My ankle and shins are now some really awesome swollen shades of blue and I have a few inches of skin missing from my forearm, still the day we got to go off roading with the Colombians is going to be one of my favorite memories of the trip.
Posted on January 23, 2014
Riding into Bogota, the capital of Columbia, was nothing like I expected. A few days earlier we had cruised into Bucaramanga, which you enter via mountain roads that give a view of the entire city as you crest them. This is what I expected when coming into Bogota, a city of 6.73 million people, but as Alex and I entered the city the limits, the city only slowly grew up around us.
In what reminded us of LA, and to a lesser extent Sacramento, Bogota is expansive, a main city built years ago that was expanded in the following decades. LA is 503 square miles, and Bogota is 613, which should give you an idea of how far it stretches. In a normal city the streets from north to south and east to west will be labeled Calle and Carrera, think street and avenue, and wont normally go past twenty or thirty. At the beginning of where Alex and I started we were at Calle 222, and we needed to get to Calle 9.
Bogota brings together quaint neighborhoods, dirty trash heaps, museums, universities, street vendors, and churches in a way few other capital cities we have visited do. In La Candelaria, where our hostel was located (side-note: Musicology Hostel is one of the best hostels we have stayed at on this trip. The staff are friendly, the vibe is chill, and you can park a motorcycle in the entrance!) is the historic old town, full of churches and museums. It has a smaller town feel, until you ascend the church on Monserrate and get a full view of the city and how far it reaches.
While there could be many associations with Bogota, the City of Museums should be one. Within a six block radius of our hostel, there were at least five museums, and probably more that I am not aware of. There is the Military Museum, the Botero Museum, but the most prominent would be the Gold museum, which show cases gold workings from all over Colombia and easily has over 6,000 pieces on display. It can get a little overwhelming by the end and there are three sold floors of exhibits to peruse, though I was told Pablo Escobar’s gold Harley Davidson would be there and was slightly disappointed when I didn’t see it.
Bogota is located in a high plateau situated in the Andes mountain range, which means that it was a bit on the cold side even though it is middle of summer in South America.
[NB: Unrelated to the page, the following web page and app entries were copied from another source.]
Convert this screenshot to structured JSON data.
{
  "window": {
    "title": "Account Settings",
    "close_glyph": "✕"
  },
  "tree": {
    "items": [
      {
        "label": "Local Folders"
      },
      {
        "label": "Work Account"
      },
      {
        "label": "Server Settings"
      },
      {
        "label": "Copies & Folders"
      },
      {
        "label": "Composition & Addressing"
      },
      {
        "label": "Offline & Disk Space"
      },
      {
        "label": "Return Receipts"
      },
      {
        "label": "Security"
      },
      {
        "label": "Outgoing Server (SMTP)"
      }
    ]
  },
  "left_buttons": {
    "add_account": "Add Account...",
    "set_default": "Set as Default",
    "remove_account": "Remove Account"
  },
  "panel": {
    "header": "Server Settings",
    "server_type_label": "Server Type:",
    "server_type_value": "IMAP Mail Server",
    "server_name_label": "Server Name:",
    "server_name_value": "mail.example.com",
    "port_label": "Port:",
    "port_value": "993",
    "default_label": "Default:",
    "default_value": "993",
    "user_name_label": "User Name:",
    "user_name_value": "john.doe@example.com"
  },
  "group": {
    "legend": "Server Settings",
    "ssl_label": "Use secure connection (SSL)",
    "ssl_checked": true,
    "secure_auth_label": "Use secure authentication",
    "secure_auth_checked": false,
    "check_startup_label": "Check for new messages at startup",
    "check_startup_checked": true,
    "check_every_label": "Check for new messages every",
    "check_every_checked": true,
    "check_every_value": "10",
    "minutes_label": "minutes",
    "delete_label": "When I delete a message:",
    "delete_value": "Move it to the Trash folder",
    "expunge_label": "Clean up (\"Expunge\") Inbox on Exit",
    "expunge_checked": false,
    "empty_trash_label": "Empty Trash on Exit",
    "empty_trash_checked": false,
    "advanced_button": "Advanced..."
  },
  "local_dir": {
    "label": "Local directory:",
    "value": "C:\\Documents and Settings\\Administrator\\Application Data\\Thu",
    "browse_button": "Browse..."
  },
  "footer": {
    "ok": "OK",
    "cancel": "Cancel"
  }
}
What helped to take the chill off was a local dish to the region, hot chocolate with cheese and bread with butter. We were a bit confused on how to eat the dish and ended up just dipping the cheese in the hot chocolate and nibbling on it only to find out later that you’re supposed to mix the cheese in and let it melt a little while you eat the bread and then drink the chocolate with the melted cheese inside of it.
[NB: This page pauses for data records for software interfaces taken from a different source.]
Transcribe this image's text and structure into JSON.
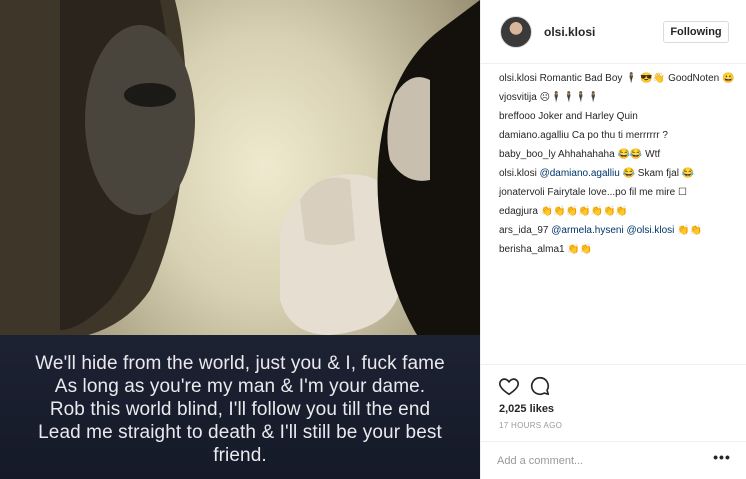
{
  "post": {
    "username": "olsi.klosi",
    "follow_label": "Following",
    "image_quote": [
      "We'll hide from the world, just you & I, fuck fame",
      "As long as you're my man & I'm your dame.",
      "Rob this world blind, I'll follow you till the end",
      "Lead me straight to death & I'll still be your best",
      "friend."
    ],
    "caption": {
      "user": "olsi.klosi",
      "text": "Romantic Bad Boy 🕴 😎👋 GoodNoten 😀"
    },
    "comments": [
      {
        "user": "vjosvitija",
        "text": "☹🕴🕴🕴🕴"
      },
      {
        "user": "breffooo",
        "text": "Joker and Harley Quin"
      },
      {
        "user": "damiano.agalliu",
        "text": "Ca po thu ti merrrrrr ?"
      },
      {
        "user": "baby_boo_ly",
        "text": "Ahhahahaha 😂😂 Wtf"
      },
      {
        "user": "olsi.klosi",
        "mention": "@damiano.agalliu",
        "text": "😂 Skam fjal 😂"
      },
      {
        "user": "jonatervoli",
        "text": "Fairytale love...po fil me mire ☐"
      },
      {
        "user": "edagjura",
        "text": "👏👏👏👏👏👏👏"
      },
      {
        "user": "ars_ida_97",
        "mention": "@armela.hyseni",
        "mention2": "@olsi.klosi",
        "text": "👏👏"
      },
      {
        "user": "berisha_alma1",
        "text": "👏👏"
      }
    ],
    "likes": "2,025 likes",
    "time": "17 HOURS AGO",
    "add_comment_placeholder": "Add a comment...",
    "more_label": "•••",
    "icons": {
      "like": "heart-icon",
      "comment": "comment-bubble-icon"
    }
  }
}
As Alex mentioned in her previous post, there is a plethora of street food in Bogota, and many restaurants serving up traditional favorites such as Ajiaco (Colombian chicken soup) and tamals (think Mexican Tamales, but cooked in plantain leaves and considerably bigger with a softer form of masa). We weren’t left wanting once again for restaurants, but it is still hard to find good places among all the mediocrity, however asking locals and police officers never fails to produce results.
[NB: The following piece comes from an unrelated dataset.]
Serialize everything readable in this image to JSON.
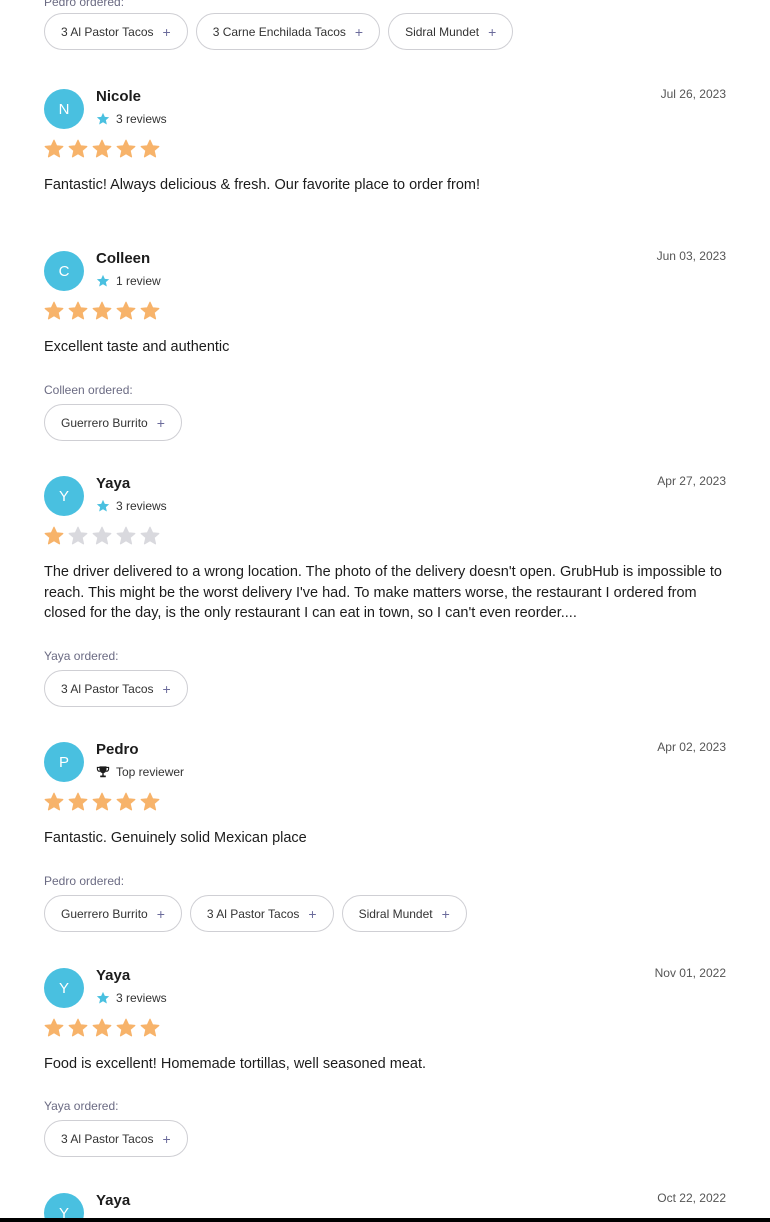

Bogota is so expansive you couldn’t ever explore all of it, from the historic downtown, to the more modern financial district (that has a building that at night would put Las Vegas to shame), to the outskirts with its apartments and neighborhoods. Alex and I enjoyed our time in Bogota, and thought it was the city that most surprised us thus far on the trip. Sure it is big and loud, like most capital cities, but there are treasures to be had if you put in the time to find them — and have a really great hostel to stay at!